The “Great Strike” that spreads across the country mid-year raises similar levels of vitriol with similar accusations: strikers are traitors to the cause, those who continue work are
In the midst of it all, there is hunger from a mouse plague that ruins crops; and bread riots in Melbourne where hundreds of women storm Parliament chanting for “food and fair play”. Among those arrested is Adela Pankhurst, daughter of British suffragette Emmeline.
Women are some of the first to fill gaps left by strikers and soldiers, especially those whose menfolk are fighting. For two years the same women were the driving force in the voluntary war support movement.
While Australian women did not quite achieve the leap towards equality and emancipation achieved by their British counterparts in WWI (that would come Down Under in the next great conflict, 25 years later) the scene was set for change.
However on November 11, 1917, with the second conscription referendum a month away, positivity is hard to find. It will be another bitter year — and 8000 more Australian deaths — before the Armistice comes, and with it Remembrance.

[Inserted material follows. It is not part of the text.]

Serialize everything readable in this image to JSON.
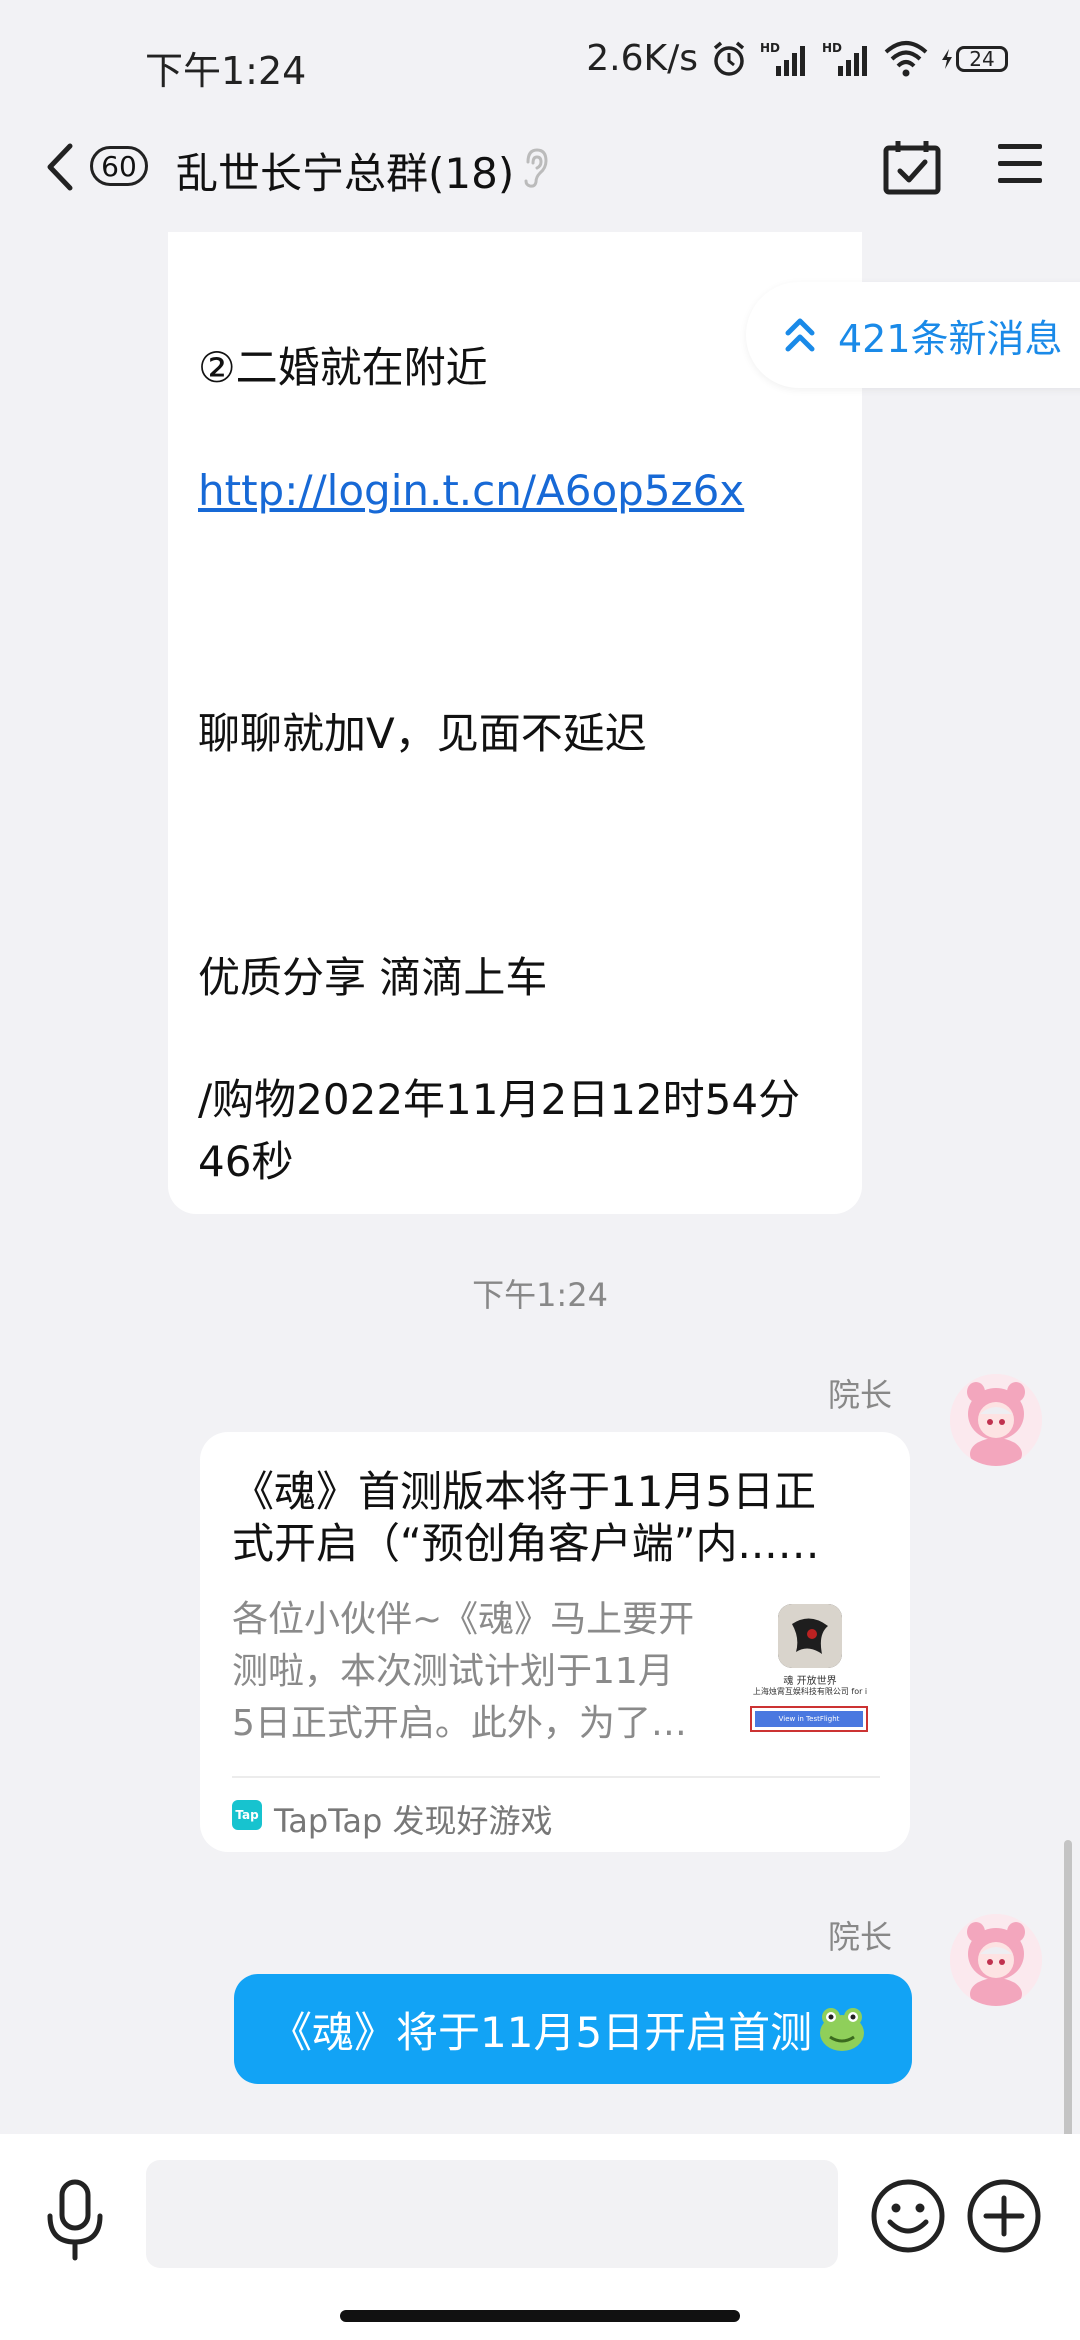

Adela Pankhurst, daughter of British suffragette Emmeline Pankhurst, is arrested during food riots in Melbourne. Injured Aussies of the 3rd Australian Division during the battle for Messines. General Harold Elliott at a captured German divisional HQ at Harbonnieres. A photograph taken by an unknown Australian soldier showing the attack on Polygon Wood.
So-called “patriots” turn out to replace striking unionists in the Great Strike of 1917. Australian nurse Sister Ada Smith. The morning after the first battle of Passchendaele showing Australian infantry wounded around a blockhouse near the site of Zonnebeke Railway Station. Peter Stanley’s new book The Crying Years, and the author (below). Exhausted stretcher bearers at Passchendaele.